The executive order was issued in conjunction with his signing of a bill, the Hong Kong Autonomy Act, imposing economic sanctions against China in response to the Hong Kong crisis. The bill broadens the discretion of American banks to unilaterally terminate or refuse loans to businesses in Hong Kong, allows the President to prohibit certain foreign exchange transactions at will, and permits the President to suspend the issuance of equity or debt instruments to banks within Hong Kong. The bill also details strict penalties for banks that fail to comply.
Earlier this month, China passed a new security law that restricted freedom of speech within Hong Kong by criminalizing secession, collusion with foreign powers, and subversion of state power. This law places further restrictions on demonstrations against restrictions on freedoms that have now been occurring for over a year.
China has responded harshly to the Hong Kong Autonomy Act. Foreign Ministry spokeswoman Hua Chunying condemned the measure at a press conference on Wednesday, saying that “The Act […] seriously violates international law and the basic norms underpinning international relations. It constitutes gross interference in Hong Kong affairs and China’s internal affairs. The Chinese government firmly opposes and strongly condemns this move by the United States.”

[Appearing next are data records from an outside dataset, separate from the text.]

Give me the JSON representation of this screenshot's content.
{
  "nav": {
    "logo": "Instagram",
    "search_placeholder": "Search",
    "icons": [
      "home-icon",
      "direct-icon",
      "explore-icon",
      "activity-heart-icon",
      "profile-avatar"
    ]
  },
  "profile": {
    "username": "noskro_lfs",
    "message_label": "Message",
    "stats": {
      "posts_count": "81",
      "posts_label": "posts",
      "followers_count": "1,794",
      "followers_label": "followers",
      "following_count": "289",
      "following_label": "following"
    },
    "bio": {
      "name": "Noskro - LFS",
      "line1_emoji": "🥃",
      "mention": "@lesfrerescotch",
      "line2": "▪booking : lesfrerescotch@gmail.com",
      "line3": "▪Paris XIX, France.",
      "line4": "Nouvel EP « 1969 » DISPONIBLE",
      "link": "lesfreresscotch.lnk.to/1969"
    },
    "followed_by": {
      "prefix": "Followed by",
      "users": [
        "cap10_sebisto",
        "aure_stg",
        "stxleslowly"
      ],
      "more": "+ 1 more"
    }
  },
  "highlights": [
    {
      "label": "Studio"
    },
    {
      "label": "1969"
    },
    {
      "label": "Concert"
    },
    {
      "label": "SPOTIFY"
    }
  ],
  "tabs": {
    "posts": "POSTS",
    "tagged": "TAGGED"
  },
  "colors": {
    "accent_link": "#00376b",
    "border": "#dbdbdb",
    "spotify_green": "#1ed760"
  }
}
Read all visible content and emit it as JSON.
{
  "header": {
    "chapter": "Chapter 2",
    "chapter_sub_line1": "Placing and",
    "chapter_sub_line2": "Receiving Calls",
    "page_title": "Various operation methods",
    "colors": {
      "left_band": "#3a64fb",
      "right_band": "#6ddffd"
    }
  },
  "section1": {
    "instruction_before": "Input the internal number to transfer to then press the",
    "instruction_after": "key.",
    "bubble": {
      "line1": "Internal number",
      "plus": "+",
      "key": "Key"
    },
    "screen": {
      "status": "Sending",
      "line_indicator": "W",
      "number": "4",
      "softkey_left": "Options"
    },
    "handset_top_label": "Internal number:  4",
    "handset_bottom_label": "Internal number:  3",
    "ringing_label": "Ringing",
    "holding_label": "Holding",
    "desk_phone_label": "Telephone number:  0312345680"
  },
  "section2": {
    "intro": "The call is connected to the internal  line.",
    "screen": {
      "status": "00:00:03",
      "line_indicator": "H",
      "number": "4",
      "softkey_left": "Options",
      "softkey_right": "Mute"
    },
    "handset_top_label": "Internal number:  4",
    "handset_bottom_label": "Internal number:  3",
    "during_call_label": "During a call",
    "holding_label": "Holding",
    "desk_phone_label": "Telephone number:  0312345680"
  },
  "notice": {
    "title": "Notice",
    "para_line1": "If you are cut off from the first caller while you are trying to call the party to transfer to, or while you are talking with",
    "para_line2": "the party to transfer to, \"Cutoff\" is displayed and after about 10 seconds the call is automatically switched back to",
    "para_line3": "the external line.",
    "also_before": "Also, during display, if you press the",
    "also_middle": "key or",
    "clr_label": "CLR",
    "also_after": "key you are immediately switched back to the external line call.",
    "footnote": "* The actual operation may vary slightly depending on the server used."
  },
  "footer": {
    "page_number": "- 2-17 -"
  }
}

Hua further noted that Hong Kong is China’s territory and that laws passed in relation to Hong Kong should not concern the United States. She stressed that China’s security laws are in the national interest and help uphold the PRC’s sovereignty and security. “Hong Kong affairs are purely China’s internal affairs, said Hua. “No foreign country has the right to interfere.”
The measures authorized by the President executive order are subject to review in the event China changes its stance on Hong Kong. “If, based on consideration of the terms, obligations, and expectations expressed in the Joint Declaration, I determine that changes in China’s actions ensure that Hong Kong is sufficiently autonomous […] I will reconsider the determinations made and actions taken and directed under this order,” the executive order ends.